At the live show for Flying Lotus‘ ‘You’re Dead’ tour, audience members were treated to a visual spectacle few were expecting. Using his artist name of Strangeloop, David Wexler joined forces with John King (Timeboy), not only to produce hypnotizing visual art, but to transform the whole experience of FlyLo’s new stage show. Calling the sculpture Layer³ (pronounced Layer Cubed), this multi-screen set up is an expansion of an earlier project called Layer 3.
Working under the label Brainfeeder, Ellison and Wexler reconnected and began combining their respective talents of creating memorizing tunes and animations. Recognizing that most moments we remember are cinematic ones, Ellison knew he wanted a strong visual component to his stage show. With none of the animations pre-programmed, Timeboy and Strangeloop are responding to FlyLo’s tunes in real time, trying to visually produce something that reinforces the audio experience. Wexler describes the logistics of making the animation cube:
It’s essentially two projectors—a rear projected screen and a front projected screen. You can get a certain amount of three-dimensionality because we have a foreground projection, Flying Lotus performing in the mid-ground, and a background projection. (Source)
For FlyLo, to play in between the screens and not be able to engage with the audience in a conventional way allows him to delve into his set more; really trying to communicate the story he wants to tell through his music. He is trying to find the place that reminds him of being a kid, and wants to transport his fans to the same magical place he loves.
I think as we get older that idea of magic is taken from us, there’s just less and less of it as we get older. I really try to dabble in things that feel magical. (Source)
Premier website builder Made With Color and Beautiful/Decay have teamed up again to bring you exclusive artist features. We show you exciting artists and designers who use Made With Color to create a clean and modern website. But it doesn’t just help artists create a minimal, mobile-responsive website; Made With Color also allows them to do it in only a few minutes without have to know any coding.This week we’re excited to share the work of Made With Color user Francisco Alarcon Ruiz.

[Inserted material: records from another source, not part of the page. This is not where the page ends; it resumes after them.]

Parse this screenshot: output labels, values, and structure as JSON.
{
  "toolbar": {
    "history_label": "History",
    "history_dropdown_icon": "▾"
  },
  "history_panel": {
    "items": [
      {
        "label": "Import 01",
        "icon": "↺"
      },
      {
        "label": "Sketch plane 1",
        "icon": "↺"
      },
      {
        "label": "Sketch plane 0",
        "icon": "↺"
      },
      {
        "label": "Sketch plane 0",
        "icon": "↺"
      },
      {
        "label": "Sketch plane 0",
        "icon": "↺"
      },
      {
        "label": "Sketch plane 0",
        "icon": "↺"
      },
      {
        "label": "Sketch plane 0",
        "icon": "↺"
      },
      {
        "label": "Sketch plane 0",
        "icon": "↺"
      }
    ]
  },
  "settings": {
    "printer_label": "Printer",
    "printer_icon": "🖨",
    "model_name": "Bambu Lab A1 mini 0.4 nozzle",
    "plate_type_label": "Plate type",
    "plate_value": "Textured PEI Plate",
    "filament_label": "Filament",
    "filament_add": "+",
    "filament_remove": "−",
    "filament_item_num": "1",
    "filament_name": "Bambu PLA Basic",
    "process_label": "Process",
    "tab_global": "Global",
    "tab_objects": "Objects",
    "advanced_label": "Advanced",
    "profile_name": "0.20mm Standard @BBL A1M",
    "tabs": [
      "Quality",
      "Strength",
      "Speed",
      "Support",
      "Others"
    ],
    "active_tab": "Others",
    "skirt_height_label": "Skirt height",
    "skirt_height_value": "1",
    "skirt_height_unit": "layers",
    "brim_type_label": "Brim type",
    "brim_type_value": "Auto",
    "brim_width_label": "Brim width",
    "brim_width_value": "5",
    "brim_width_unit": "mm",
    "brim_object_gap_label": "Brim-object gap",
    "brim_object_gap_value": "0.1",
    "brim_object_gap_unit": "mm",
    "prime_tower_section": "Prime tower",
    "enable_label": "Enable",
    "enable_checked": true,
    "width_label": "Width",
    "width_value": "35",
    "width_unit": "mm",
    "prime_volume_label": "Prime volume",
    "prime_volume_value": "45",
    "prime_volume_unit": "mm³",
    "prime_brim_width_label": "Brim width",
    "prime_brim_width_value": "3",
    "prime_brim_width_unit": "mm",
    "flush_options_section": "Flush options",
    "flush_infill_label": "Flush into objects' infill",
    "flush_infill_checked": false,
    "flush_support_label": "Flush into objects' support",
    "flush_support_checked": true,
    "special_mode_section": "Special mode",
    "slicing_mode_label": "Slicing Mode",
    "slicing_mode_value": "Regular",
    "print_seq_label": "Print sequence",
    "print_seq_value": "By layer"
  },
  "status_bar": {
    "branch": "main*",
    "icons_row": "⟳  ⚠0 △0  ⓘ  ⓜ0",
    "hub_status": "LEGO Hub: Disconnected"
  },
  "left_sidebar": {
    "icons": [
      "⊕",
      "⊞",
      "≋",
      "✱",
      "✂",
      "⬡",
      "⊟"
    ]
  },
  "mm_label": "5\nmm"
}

In Francisco Alarcon Ruiz’s work one finds a surprising harmony between nature and technology. Ruiz brings digital techniques such as routers, 3D printers, CAD and animation software and seamlessly blends them with wood and other natural materials to create abstractions that look like a futuristic archeological dig. The surface of each piece is carved and scraped by machines exposing a hyper spectrum of color that was once hidden. Using chance and randomness to his advantage he intentionally adds a method that can potentially add errors. These elements of chance don’t hold his work back. In fact they add a playful element to the work that brings about unique elements that might not otherwise appear. The artist states
‘My work oscillates between contingency and control, visualized through material experiments resulting from new techniques that I develop to negotiate with the representation of abstraction.’